» INPUT DATA

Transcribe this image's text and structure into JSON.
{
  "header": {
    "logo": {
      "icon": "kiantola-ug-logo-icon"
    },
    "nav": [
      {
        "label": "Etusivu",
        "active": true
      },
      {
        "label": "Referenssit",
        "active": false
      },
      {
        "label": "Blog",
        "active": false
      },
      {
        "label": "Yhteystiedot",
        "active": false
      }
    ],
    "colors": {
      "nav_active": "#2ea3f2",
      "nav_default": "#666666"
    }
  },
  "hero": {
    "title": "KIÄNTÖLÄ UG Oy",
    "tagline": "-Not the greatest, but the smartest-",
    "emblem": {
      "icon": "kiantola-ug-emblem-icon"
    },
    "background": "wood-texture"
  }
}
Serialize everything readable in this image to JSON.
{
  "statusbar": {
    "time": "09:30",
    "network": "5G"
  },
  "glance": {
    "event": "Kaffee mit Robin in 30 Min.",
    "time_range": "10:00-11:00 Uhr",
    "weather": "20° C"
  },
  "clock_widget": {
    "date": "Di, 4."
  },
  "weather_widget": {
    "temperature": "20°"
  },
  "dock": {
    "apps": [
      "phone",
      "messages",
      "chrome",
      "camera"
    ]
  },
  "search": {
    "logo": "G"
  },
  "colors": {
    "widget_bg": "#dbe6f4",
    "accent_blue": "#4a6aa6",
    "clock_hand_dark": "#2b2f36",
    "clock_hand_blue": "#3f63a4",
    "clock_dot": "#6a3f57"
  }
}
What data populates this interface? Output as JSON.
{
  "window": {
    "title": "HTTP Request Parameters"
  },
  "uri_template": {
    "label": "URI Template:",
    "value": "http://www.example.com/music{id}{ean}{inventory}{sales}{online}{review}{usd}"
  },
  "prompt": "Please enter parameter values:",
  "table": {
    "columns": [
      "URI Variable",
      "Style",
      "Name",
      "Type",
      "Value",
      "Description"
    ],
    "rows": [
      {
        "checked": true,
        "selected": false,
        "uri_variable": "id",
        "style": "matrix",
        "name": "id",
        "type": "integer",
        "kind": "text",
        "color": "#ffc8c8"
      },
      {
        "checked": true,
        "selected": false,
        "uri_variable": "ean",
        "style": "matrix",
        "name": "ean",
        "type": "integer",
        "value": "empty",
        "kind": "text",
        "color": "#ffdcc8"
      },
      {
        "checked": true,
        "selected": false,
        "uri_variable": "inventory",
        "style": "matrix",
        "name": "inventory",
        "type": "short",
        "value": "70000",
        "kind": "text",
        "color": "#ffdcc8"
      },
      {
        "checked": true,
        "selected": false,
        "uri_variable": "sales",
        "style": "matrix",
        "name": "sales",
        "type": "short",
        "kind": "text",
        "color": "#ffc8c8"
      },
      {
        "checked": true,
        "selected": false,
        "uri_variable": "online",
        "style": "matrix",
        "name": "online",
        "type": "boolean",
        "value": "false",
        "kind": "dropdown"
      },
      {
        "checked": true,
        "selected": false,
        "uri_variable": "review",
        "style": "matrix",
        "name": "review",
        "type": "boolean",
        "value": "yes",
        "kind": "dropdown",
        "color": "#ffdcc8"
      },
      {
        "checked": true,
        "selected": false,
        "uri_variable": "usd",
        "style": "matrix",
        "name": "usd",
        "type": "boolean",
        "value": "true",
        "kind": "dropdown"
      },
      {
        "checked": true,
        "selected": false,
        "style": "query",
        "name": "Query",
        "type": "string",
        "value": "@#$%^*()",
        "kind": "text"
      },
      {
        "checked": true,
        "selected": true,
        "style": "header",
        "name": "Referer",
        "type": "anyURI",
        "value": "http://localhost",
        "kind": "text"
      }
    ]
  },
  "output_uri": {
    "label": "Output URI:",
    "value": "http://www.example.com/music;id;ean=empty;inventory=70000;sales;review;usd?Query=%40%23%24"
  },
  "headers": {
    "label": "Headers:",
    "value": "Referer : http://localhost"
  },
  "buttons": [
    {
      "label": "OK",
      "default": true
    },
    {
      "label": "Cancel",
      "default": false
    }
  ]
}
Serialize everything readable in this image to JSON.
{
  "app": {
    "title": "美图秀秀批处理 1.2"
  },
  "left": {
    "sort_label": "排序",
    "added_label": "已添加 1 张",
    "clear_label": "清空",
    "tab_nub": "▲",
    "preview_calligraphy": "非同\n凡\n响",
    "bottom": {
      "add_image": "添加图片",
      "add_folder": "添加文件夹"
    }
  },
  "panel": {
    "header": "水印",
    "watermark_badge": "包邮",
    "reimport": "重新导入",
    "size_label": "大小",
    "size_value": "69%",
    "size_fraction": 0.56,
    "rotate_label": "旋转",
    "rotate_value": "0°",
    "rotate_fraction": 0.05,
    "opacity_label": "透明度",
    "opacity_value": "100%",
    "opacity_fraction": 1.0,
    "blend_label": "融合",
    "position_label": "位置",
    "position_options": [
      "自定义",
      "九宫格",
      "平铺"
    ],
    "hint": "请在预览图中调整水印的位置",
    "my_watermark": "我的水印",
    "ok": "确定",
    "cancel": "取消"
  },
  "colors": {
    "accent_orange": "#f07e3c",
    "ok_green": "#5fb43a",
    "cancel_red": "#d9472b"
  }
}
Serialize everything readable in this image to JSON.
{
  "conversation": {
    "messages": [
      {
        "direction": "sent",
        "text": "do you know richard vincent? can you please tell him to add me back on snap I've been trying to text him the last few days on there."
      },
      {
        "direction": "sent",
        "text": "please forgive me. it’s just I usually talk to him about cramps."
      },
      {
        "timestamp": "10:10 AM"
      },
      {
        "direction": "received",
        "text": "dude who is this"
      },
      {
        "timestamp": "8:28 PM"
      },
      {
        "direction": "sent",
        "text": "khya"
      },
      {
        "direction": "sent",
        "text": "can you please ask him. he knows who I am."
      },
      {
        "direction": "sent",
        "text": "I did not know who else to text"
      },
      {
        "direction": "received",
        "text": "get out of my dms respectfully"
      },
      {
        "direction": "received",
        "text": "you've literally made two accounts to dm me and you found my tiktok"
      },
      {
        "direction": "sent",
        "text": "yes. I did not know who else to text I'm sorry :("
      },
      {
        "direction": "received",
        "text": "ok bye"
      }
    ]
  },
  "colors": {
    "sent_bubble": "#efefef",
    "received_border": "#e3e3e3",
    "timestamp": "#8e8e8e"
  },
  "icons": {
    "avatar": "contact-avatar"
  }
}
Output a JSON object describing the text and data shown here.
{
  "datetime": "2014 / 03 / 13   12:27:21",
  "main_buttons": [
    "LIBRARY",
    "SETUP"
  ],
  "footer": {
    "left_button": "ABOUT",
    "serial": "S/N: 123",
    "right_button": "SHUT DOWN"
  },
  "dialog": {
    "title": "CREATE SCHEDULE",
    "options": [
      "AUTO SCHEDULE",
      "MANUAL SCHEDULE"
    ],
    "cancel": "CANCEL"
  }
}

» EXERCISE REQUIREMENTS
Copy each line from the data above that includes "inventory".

» ANSWER AREA
    "value": "http://www.example.com/music{id}{ean}{inventory}{sales}{online}{review}{usd}"
        "uri_variable": "inventory",
        "name": "inventory",
    "value": "http://www.example.com/music;id;ean=empty;inventory=70000;sales;review;usd?Query=%40%23%24"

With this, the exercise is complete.